He gave a curt nod. "Yes. My sources have told me that you would make an excellent SSX competitor."

Allegra took a moment to digest everything. If this guy was telling the, she refused to let herself become hopeful. This was way, way too good to be true. She had to figure out if he was sincere before she agreed to anything. But how was she going to go about doing that?

"This isn't a joke," the man interrupted her thoughts, as if he knew exactly what she was thinking. "I've got papers and everything for you to fill out. The woman at the ski lodge is holding them for me. That is, if you're interested."

Allegra nodded, deciding right then that she would go with him back to the lodge and consider his offer, though she told herself that she wasn't going to sign anything until she knew for sure that it wasn't all a trick.

"All right," she said. "You've piqued my interest. Want me to meet you down at the lodge?"

"Yes, that would be great," he said. "I have a snowmobile waiting around the corner. Would you like a ride back down?"

"Uh, no thanks." Allegra quickly shook her head. "I'll just board down, if that's cool with you."

When she made it back to the lodge, she learned once and for all that Scott's offer was indeed legitimate. A quick Google search on her phone confirmed his identity and his role in the SSX league. The woman working at the lodge was absolutely ecstatic when she learned what was happening.

"Oh, this is so exciting!" she kept saying as Allegra sat down at a table and begin to fill out the paperwork Scott had given her. "I can't believe an SSX competitor is being drafted in my ski lodge!"

Allegra stopped writing for a moment to stare at her. She's wild about this. This really must be one of the most watched snowboarding tournaments in the world, she thought, grinning to herself.

"She hasn't been drafted yet," Scott quickly corrected her. "She's just signing up for tryouts.
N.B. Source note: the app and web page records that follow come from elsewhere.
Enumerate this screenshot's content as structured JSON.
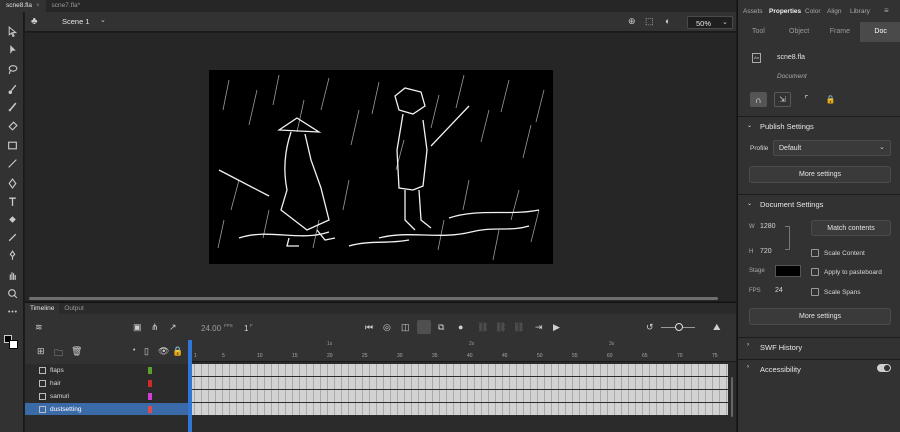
{
  "doc_tabs": [
    {
      "label": "scne8.fla",
      "close": "×"
    },
    {
      "label": "scne7.fla*",
      "close": ""
    }
  ],
  "scene": {
    "label": "Scene 1",
    "zoom": "50%"
  },
  "timeline_tabs": [
    "Timeline",
    "Output"
  ],
  "timeline": {
    "fps": "24.00",
    "fps_unit": "FPS",
    "frame": "1",
    "frame_unit": "F",
    "seconds": [
      "1s",
      "2s",
      "3s"
    ],
    "frame_numbers": [
      "1",
      "5",
      "10",
      "15",
      "20",
      "25",
      "30",
      "35",
      "40",
      "45",
      "50",
      "55",
      "60",
      "65",
      "70",
      "75",
      "80",
      "85",
      "90"
    ],
    "layers": [
      {
        "name": "flaps",
        "color": "#5aa02c"
      },
      {
        "name": "hair",
        "color": "#cf2a2a"
      },
      {
        "name": "samuri",
        "color": "#d23fd2"
      },
      {
        "name": "dustsetting",
        "color": "#e04a4a"
      }
    ]
  },
  "panel": {
    "tabs": [
      "Assets",
      "Properties",
      "Color",
      "Align",
      "Library"
    ],
    "subtabs": [
      "Tool",
      "Object",
      "Frame",
      "Doc"
    ],
    "doc_name": "scne8.fla",
    "doc_type": "Document",
    "publish": {
      "title": "Publish Settings",
      "profile_label": "Profile",
      "profile_value": "Default",
      "more": "More settings"
    },
    "document": {
      "title": "Document Settings",
      "w_label": "W",
      "w_value": "1280",
      "h_label": "H",
      "h_value": "720",
      "match": "Match contents",
      "stage_label": "Stage",
      "stage_color": "#000000",
      "fps_label": "FPS",
      "fps_value": "24",
      "scale_content": "Scale Content",
      "apply_pasteboard": "Apply to pasteboard",
      "scale_spans": "Scale Spans",
      "more": "More settings"
    },
    "swf_history": "SWF History",
    "accessibility": "Accessibility"
  },
  "colors": {
    "accent": "#2f76d6",
    "selection": "#3b6aa8",
    "panel": "#323232"
  }
}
By the looks of it, though, she's got a very good chance of making it."

When Allegra was finally done filling out everything, Scott told her that she would be getting a phone call in the next 24 hours from another event organizer.

"They'll tell you when tryouts are," he said. "Also, you should probably know that there's a camp beforehand that aims to train and prepare you for tryouts. The camp lasts three weeks. You don't have to go, but if you want to be seriously considered, then I suggest you do." He closed his folder before standing to shake Allegra's hand. "Well, I've done my part. Good luck, Allegra. I'll be hoping to see you on the circuit this season."

He took his leave then, though before he could exit through the door Allegra stopped him. "Wait!" she exclaimed, holding up a hand. She just couldn't let him leave without asking. "Before you go, I'm curious…who, exactly, called in and told you that I would make a good SSX competitor?"

She'd been wondering this for a while, though hadn't thought to ask until now.

Scott gave Allegra what she had to figure was probably a rare smile. She thought this because it was by far the happiest he'd looked in the hour or so that she'd known him.

"That," he said, "is something I cannot tell you."

Allegra furrowed her brow. "Oh? And why not?"

He was still smiling. "If whoever it was wishes to tell you one day, then they will. Otherwise, I'm not at liberty to say." He tilted his head in farewell. "Good luck."

Then he was gone.

Feeling somewhat irked, but giddy, nonetheless, Allegra had flipped open her cell phone and called her dad at work. "Dad," she said, barely able to contain her excitement. "You are not going to believe what just happened!"